ex. Draw Venn diagrams for the statements.
1.All dogs (D) are animals (A).
2.Some kindergarten students (K) are able to read
3.No cat (C) is a dog (D).
The argument is valid if in all cases where the
premises are true, the conclusion is true.
Ex. Consider the following two arguments. Use
Venn diagrams to determine whether either is valid.
a)All leghorns are chickens.
All chickens are fowls.
Therefore, all leghorns are fowls.
b)All leghorns are chickens.
All chickens are fowls.
Therefore, all fowls are leghorns.
If, in some case, the conjunction of the premises is
true and the conclusion is false, then the argument is
invalid. Invalid arguments are sometimes called
Theorem is a statement that can shown to be true.
Proof is a sequence of statements that form an
argument to demonstrate that a theorem is true.
Axioms or Postulates are the underlying
assumptions about mathematical structures, the
hypotheses of the theorem to be proved, and
previously proved theorem.
Lemma is a simple theorem used in the proof of
Corollary is a proposition that can be established
directly from a theorem that has been proved.
Conjecture is a statement whose truth value is
unknown. When a proof of a conjecture is found, the
conjecture becomes a theorem. Many times

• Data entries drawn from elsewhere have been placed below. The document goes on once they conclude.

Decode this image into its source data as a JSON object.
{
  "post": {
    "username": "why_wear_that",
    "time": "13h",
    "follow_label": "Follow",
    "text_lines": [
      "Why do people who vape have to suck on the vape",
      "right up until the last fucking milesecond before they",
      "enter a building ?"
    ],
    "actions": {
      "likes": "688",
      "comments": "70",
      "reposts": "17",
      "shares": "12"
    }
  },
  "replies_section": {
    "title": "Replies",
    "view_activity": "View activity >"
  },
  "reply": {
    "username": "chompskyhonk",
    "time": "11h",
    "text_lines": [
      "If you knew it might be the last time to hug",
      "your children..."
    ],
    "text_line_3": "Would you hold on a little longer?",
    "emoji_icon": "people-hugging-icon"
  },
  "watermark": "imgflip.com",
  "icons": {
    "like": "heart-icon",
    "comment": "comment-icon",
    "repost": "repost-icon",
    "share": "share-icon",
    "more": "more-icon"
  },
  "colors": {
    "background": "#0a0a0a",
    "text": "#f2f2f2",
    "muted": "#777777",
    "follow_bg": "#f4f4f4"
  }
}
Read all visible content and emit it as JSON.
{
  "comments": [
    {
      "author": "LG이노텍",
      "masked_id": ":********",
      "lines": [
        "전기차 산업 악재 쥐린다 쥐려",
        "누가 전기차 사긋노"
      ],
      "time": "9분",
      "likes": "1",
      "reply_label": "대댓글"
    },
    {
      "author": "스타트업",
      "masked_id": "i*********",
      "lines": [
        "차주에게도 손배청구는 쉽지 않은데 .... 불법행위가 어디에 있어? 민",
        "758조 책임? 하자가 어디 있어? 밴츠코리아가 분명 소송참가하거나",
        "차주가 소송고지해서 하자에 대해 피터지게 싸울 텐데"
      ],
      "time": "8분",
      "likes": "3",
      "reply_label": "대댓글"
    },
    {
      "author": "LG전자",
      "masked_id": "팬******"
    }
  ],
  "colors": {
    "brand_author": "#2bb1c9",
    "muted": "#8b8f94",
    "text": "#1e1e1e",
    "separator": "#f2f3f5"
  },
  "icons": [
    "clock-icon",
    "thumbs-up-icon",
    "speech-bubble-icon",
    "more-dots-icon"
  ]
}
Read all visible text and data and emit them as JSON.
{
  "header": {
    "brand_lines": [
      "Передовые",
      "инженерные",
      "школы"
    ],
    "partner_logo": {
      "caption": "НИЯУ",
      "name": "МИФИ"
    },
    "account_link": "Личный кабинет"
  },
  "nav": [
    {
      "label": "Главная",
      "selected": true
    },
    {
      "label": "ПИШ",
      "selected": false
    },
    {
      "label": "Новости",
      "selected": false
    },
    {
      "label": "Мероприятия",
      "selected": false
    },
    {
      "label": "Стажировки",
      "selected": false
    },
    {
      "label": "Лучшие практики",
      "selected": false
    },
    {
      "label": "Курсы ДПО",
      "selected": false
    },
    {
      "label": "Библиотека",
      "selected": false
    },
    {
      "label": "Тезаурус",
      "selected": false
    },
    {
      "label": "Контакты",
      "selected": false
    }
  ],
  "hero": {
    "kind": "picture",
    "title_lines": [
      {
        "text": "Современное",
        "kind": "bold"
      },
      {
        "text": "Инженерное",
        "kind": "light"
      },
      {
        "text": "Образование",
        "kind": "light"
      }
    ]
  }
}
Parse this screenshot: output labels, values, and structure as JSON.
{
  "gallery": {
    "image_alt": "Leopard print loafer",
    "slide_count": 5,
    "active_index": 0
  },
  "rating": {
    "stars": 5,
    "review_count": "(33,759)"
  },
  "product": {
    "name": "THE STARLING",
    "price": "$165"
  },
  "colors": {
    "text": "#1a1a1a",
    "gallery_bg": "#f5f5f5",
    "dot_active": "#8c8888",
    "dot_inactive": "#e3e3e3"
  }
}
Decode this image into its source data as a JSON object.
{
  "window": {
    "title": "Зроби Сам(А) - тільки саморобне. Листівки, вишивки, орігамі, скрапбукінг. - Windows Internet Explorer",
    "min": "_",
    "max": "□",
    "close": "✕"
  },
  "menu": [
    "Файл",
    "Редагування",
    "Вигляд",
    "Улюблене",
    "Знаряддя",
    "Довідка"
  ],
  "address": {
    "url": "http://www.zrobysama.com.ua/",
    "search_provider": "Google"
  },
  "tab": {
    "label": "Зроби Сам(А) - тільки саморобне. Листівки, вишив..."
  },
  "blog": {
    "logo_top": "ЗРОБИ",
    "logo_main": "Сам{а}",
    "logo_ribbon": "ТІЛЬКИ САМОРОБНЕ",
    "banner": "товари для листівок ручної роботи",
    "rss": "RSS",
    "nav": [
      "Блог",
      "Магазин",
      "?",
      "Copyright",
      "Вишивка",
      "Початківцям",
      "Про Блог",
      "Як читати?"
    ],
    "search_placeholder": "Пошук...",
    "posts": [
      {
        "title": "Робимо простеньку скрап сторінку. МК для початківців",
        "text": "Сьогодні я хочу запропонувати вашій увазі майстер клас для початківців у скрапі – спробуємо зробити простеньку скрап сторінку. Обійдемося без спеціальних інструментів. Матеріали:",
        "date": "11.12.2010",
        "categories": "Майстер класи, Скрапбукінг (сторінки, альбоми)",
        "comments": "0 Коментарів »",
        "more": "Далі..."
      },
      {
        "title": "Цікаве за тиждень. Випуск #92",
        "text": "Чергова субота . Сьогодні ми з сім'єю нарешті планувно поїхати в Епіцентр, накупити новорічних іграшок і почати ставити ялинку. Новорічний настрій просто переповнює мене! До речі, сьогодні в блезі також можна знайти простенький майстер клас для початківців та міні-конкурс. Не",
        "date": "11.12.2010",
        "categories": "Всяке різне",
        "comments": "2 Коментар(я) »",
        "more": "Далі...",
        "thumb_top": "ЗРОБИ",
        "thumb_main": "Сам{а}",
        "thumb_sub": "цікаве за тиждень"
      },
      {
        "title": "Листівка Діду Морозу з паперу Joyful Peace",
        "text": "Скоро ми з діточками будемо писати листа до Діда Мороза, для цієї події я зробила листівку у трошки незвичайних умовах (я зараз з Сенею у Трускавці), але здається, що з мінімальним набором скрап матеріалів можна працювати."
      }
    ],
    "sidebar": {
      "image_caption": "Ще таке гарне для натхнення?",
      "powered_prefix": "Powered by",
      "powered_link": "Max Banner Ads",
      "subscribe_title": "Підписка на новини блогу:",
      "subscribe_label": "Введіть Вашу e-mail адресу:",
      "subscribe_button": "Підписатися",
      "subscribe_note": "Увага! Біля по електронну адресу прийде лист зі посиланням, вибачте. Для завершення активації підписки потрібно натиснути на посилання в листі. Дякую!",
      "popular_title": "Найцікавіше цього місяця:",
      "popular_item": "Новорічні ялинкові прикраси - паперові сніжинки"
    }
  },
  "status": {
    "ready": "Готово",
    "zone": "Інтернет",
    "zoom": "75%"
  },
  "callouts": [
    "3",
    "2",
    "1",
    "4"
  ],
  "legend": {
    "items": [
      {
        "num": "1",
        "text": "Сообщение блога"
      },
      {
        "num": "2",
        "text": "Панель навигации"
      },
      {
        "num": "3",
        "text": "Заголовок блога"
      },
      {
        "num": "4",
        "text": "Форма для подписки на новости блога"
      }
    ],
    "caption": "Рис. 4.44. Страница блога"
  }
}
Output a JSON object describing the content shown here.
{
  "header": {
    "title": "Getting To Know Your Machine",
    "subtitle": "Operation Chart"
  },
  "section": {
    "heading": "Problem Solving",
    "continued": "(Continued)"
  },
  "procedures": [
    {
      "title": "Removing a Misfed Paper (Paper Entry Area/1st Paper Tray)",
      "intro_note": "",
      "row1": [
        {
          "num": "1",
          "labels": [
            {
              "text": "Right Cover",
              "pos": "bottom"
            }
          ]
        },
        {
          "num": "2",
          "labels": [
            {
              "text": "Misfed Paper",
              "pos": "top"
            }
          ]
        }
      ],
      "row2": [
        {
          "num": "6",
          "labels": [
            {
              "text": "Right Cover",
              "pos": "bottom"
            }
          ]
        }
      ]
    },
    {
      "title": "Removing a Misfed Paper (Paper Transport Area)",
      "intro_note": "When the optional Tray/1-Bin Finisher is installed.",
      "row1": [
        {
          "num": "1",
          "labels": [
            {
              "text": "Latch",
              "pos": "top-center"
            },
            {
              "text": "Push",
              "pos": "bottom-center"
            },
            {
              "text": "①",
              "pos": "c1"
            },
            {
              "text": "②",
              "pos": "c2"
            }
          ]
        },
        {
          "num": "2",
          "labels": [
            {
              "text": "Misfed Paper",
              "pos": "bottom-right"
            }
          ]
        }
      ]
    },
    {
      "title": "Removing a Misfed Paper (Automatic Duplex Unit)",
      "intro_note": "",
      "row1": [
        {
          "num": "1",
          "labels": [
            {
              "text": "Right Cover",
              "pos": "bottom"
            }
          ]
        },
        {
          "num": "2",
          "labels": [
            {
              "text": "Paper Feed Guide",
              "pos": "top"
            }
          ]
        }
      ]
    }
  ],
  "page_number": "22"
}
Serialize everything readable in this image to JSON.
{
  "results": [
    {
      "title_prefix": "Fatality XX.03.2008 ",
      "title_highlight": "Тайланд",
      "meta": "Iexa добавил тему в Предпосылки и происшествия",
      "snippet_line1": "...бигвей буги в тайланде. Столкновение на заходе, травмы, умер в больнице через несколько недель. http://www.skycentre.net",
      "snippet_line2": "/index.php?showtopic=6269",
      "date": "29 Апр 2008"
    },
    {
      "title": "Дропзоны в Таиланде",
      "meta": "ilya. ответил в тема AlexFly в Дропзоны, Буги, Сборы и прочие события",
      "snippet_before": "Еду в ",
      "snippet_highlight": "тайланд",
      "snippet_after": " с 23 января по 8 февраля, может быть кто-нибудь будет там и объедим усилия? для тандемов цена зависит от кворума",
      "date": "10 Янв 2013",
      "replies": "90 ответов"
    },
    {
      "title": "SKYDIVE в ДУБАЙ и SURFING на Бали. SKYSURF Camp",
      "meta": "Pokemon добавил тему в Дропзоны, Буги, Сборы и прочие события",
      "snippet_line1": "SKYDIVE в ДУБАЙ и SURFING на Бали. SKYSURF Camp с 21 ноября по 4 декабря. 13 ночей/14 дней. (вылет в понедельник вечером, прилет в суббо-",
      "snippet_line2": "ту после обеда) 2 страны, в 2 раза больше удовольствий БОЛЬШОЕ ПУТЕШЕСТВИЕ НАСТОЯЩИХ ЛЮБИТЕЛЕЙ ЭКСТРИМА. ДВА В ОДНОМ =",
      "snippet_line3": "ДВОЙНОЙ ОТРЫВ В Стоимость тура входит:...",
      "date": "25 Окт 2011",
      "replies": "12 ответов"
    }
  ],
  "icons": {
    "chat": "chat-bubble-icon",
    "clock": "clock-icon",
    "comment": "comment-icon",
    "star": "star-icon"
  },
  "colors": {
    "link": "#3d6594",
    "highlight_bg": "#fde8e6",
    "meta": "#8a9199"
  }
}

conjectures are shown to be false, so they are not
Rules of Inference which are means used to draw
conclusions from other assertions, tie together the
steps of a proof.
Rules of Inference
p → ( p ∨ q)
( p ∧ q) → p
( ( p) ∧ ( q) ) → ( p ∧ q)
[ p ∧ ( p → q)] → q
[ ¬q ∧ ( p → q ) ] → ¬p
[( p → q) ∧ ( q → r )] → ( p → r )
Hypothetical syllogisms or chain rule
[ ( p ∨ q ) ∧ ¬p ] → q